● **TRY IT**: Pull each line containing "Shift" out of the listing below.

● **MATERIAL SUPPLIED**:

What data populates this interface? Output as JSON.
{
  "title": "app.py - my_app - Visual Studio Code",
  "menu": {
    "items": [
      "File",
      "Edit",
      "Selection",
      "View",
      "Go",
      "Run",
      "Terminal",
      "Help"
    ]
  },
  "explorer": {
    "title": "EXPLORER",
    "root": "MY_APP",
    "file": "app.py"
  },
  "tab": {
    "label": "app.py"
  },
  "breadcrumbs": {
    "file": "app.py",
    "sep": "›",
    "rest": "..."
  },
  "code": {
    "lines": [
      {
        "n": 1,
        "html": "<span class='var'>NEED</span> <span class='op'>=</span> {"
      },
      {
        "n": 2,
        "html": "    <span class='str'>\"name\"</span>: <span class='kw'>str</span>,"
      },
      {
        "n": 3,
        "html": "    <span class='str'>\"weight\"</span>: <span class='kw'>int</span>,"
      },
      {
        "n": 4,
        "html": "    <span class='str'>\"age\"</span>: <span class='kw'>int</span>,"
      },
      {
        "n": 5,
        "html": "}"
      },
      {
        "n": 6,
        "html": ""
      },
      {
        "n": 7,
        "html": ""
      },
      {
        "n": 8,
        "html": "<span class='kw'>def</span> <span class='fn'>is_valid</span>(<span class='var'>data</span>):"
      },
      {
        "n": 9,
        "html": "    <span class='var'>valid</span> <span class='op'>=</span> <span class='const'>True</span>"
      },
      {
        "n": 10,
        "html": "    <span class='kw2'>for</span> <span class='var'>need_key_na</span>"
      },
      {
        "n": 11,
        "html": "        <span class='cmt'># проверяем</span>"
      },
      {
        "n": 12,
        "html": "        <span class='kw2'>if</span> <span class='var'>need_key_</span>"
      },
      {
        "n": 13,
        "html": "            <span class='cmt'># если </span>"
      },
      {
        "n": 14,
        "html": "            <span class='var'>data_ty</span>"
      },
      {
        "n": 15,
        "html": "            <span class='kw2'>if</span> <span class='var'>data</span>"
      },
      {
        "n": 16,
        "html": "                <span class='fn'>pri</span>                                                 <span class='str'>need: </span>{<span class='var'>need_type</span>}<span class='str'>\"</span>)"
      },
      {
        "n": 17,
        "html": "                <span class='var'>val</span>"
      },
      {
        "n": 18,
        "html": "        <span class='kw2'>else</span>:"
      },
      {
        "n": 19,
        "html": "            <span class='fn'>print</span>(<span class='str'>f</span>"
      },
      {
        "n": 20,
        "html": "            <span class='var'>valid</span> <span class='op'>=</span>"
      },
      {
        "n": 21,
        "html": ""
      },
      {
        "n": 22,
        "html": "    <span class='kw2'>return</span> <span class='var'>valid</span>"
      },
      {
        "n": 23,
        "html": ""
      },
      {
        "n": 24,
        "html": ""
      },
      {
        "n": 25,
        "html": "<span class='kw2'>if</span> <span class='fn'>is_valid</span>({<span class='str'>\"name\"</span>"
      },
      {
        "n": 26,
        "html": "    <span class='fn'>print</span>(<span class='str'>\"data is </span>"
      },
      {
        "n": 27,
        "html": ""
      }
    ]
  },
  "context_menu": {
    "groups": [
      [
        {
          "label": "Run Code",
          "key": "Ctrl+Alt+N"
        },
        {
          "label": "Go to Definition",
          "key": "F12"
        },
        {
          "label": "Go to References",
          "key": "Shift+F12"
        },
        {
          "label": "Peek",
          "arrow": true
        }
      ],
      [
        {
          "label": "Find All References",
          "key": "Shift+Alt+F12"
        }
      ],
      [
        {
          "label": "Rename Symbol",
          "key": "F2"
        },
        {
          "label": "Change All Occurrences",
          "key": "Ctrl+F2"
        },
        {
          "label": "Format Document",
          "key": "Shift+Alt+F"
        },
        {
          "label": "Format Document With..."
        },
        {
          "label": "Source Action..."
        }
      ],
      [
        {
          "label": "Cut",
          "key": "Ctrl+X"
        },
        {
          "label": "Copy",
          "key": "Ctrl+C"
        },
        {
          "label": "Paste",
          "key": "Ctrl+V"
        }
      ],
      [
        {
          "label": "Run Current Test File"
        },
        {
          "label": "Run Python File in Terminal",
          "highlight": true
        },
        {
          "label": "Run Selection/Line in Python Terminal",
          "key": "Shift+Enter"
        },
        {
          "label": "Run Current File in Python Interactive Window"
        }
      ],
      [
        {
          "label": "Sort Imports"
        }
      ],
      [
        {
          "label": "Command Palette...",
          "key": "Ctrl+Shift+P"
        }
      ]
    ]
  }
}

● **COMPLETED TASK**:
          "key": "Shift+F12"
          "key": "Shift+Alt+F12"
          "key": "Shift+Alt+F"
          "key": "Shift+Enter"
          "key": "Ctrl+Shift+P"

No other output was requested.